Exercise details: Retype the whole listing exactly. Leave out pictures.

Data supplied:
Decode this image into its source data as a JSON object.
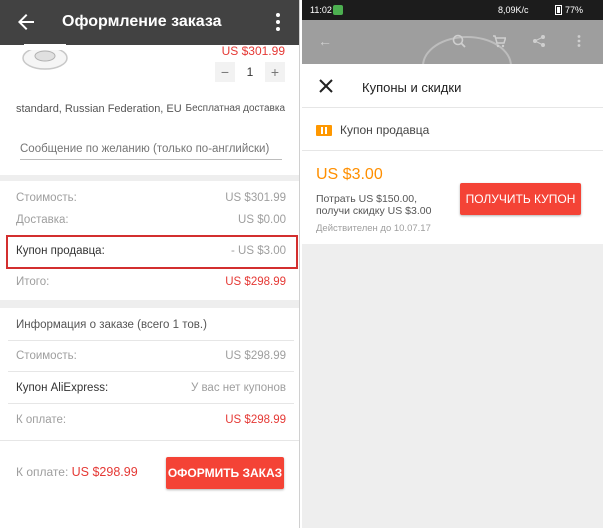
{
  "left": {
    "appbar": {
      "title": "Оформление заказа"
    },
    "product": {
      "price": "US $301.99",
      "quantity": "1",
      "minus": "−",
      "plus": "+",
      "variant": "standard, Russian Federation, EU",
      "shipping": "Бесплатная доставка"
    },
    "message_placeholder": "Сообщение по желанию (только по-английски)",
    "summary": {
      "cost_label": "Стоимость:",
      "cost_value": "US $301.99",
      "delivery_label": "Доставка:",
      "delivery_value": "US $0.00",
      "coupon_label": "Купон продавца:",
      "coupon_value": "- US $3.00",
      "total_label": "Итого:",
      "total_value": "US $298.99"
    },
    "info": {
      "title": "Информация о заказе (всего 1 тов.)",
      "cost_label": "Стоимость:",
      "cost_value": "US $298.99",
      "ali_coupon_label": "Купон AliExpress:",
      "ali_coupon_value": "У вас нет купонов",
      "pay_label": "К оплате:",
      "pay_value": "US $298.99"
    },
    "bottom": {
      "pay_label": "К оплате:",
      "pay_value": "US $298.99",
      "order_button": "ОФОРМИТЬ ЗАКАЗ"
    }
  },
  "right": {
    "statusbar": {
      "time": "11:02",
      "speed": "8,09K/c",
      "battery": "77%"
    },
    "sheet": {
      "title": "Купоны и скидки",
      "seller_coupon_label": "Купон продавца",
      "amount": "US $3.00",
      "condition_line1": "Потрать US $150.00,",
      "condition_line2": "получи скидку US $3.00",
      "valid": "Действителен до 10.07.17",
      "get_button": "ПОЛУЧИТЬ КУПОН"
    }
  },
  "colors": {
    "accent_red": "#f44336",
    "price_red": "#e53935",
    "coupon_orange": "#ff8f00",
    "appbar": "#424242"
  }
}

Task response:
Decode this image into its source data as a JSON object.
{
  "left": {
    "appbar": {
      "title": "Оформление заказа"
    },
    "product": {
      "price": "US $301.99",
      "quantity": "1",
      "minus": "−",
      "plus": "+",
      "variant": "standard, Russian Federation, EU",
      "shipping": "Бесплатная доставка"
    },
    "message_placeholder": "Сообщение по желанию (только по-английски)",
    "summary": {
      "cost_label": "Стоимость:",
      "cost_value": "US $301.99",
      "delivery_label": "Доставка:",
      "delivery_value": "US $0.00",
      "coupon_label": "Купон продавца:",
      "coupon_value": "- US $3.00",
      "total_label": "Итого:",
      "total_value": "US $298.99"
    },
    "info": {
      "title": "Информация о заказе (всего 1 тов.)",
      "cost_label": "Стоимость:",
      "cost_value": "US $298.99",
      "ali_coupon_label": "Купон AliExpress:",
      "ali_coupon_value": "У вас нет купонов",
      "pay_label": "К оплате:",
      "pay_value": "US $298.99"
    },
    "bottom": {
      "pay_label": "К оплате:",
      "pay_value": "US $298.99",
      "order_button": "ОФОРМИТЬ ЗАКАЗ"
    }
  },
  "right": {
    "statusbar": {
      "time": "11:02",
      "speed": "8,09K/c",
      "battery": "77%"
    },
    "sheet": {
      "title": "Купоны и скидки",
      "seller_coupon_label": "Купон продавца",
      "amount": "US $3.00",
      "condition_line1": "Потрать US $150.00,",
      "condition_line2": "получи скидку US $3.00",
      "valid": "Действителен до 10.07.17",
      "get_button": "ПОЛУЧИТЬ КУПОН"
    }
  },
  "colors": {
    "accent_red": "#f44336",
    "price_red": "#e53935",
    "coupon_orange": "#ff8f00",
    "appbar": "#424242"
  }
}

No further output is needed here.